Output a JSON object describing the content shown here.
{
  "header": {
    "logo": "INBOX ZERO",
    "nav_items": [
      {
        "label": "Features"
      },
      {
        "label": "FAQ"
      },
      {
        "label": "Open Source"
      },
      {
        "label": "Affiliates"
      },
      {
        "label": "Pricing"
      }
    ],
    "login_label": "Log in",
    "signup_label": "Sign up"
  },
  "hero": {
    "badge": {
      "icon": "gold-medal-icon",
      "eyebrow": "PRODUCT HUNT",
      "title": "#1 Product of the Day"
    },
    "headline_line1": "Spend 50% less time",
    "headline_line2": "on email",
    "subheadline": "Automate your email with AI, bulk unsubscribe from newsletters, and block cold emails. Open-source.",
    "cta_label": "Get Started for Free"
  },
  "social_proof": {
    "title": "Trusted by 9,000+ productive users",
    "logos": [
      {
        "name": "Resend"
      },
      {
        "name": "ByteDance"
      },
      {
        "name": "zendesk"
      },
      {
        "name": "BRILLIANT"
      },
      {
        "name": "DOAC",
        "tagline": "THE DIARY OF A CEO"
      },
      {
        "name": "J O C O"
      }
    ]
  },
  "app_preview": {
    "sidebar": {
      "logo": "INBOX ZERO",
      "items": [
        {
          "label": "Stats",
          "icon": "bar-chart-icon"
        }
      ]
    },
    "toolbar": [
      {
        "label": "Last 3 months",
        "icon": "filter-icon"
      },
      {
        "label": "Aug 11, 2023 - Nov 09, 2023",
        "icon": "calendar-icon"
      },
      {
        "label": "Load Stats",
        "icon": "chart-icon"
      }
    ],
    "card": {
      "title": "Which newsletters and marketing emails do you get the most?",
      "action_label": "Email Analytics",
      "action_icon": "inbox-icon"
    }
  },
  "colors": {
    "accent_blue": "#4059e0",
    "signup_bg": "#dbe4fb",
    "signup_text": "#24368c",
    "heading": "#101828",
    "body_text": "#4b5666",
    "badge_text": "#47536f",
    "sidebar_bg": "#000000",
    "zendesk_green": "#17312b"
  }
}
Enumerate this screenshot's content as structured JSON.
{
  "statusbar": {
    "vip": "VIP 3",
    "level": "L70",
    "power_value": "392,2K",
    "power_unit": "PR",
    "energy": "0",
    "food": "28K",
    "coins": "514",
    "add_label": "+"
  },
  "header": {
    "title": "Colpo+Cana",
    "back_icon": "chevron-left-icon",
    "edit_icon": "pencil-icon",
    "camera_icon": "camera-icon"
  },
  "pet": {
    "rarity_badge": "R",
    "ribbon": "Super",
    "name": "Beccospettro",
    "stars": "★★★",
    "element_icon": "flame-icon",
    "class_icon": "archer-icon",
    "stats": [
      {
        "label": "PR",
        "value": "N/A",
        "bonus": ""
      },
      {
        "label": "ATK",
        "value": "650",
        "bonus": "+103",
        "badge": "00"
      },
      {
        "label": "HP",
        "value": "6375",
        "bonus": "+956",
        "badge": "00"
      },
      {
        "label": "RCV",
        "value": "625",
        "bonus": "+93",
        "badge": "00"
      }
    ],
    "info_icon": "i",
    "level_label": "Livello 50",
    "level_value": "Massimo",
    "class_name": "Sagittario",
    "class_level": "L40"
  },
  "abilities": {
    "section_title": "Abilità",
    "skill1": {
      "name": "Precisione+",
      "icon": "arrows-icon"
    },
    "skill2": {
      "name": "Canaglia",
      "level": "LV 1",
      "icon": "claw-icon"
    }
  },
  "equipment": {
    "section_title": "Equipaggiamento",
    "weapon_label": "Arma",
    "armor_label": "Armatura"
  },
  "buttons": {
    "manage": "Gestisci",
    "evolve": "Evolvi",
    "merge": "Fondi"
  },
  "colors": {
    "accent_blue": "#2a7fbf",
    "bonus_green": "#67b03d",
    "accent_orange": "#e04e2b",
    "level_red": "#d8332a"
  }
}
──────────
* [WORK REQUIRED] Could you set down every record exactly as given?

* [SOLUTION TO THIS TASK]
Output a JSON object describing the content shown here.
{
  "header": {
    "logo": "INBOX ZERO",
    "nav_items": [
      {
        "label": "Features"
      },
      {
        "label": "FAQ"
      },
      {
        "label": "Open Source"
      },
      {
        "label": "Affiliates"
      },
      {
        "label": "Pricing"
      }
    ],
    "login_label": "Log in",
    "signup_label": "Sign up"
  },
  "hero": {
    "badge": {
      "icon": "gold-medal-icon",
      "eyebrow": "PRODUCT HUNT",
      "title": "#1 Product of the Day"
    },
    "headline_line1": "Spend 50% less time",
    "headline_line2": "on email",
    "subheadline": "Automate your email with AI, bulk unsubscribe from newsletters, and block cold emails. Open-source.",
    "cta_label": "Get Started for Free"
  },
  "social_proof": {
    "title": "Trusted by 9,000+ productive users",
    "logos": [
      {
        "name": "Resend"
      },
      {
        "name": "ByteDance"
      },
      {
        "name": "zendesk"
      },
      {
        "name": "BRILLIANT"
      },
      {
        "name": "DOAC",
        "tagline": "THE DIARY OF A CEO"
      },
      {
        "name": "J O C O"
      }
    ]
  },
  "app_preview": {
    "sidebar": {
      "logo": "INBOX ZERO",
      "items": [
        {
          "label": "Stats",
          "icon": "bar-chart-icon"
        }
      ]
    },
    "toolbar": [
      {
        "label": "Last 3 months",
        "icon": "filter-icon"
      },
      {
        "label": "Aug 11, 2023 - Nov 09, 2023",
        "icon": "calendar-icon"
      },
      {
        "label": "Load Stats",
        "icon": "chart-icon"
      }
    ],
    "card": {
      "title": "Which newsletters and marketing emails do you get the most?",
      "action_label": "Email Analytics",
      "action_icon": "inbox-icon"
    }
  },
  "colors": {
    "accent_blue": "#4059e0",
    "signup_bg": "#dbe4fb",
    "signup_text": "#24368c",
    "heading": "#101828",
    "body_text": "#4b5666",
    "badge_text": "#47536f",
    "sidebar_bg": "#000000",
    "zendesk_green": "#17312b"
  }
}
Enumerate this screenshot's content as structured JSON.
{
  "statusbar": {
    "vip": "VIP 3",
    "level": "L70",
    "power_value": "392,2K",
    "power_unit": "PR",
    "energy": "0",
    "food": "28K",
    "coins": "514",
    "add_label": "+"
  },
  "header": {
    "title": "Colpo+Cana",
    "back_icon": "chevron-left-icon",
    "edit_icon": "pencil-icon",
    "camera_icon": "camera-icon"
  },
  "pet": {
    "rarity_badge": "R",
    "ribbon": "Super",
    "name": "Beccospettro",
    "stars": "★★★",
    "element_icon": "flame-icon",
    "class_icon": "archer-icon",
    "stats": [
      {
        "label": "PR",
        "value": "N/A",
        "bonus": ""
      },
      {
        "label": "ATK",
        "value": "650",
        "bonus": "+103",
        "badge": "00"
      },
      {
        "label": "HP",
        "value": "6375",
        "bonus": "+956",
        "badge": "00"
      },
      {
        "label": "RCV",
        "value": "625",
        "bonus": "+93",
        "badge": "00"
      }
    ],
    "info_icon": "i",
    "level_label": "Livello 50",
    "level_value": "Massimo",
    "class_name": "Sagittario",
    "class_level": "L40"
  },
  "abilities": {
    "section_title": "Abilità",
    "skill1": {
      "name": "Precisione+",
      "icon": "arrows-icon"
    },
    "skill2": {
      "name": "Canaglia",
      "level": "LV 1",
      "icon": "claw-icon"
    }
  },
  "equipment": {
    "section_title": "Equipaggiamento",
    "weapon_label": "Arma",
    "armor_label": "Armatura"
  },
  "buttons": {
    "manage": "Gestisci",
    "evolve": "Evolvi",
    "merge": "Fondi"
  },
  "colors": {
    "accent_blue": "#2a7fbf",
    "bonus_green": "#67b03d",
    "accent_orange": "#e04e2b",
    "level_red": "#d8332a"
  }
}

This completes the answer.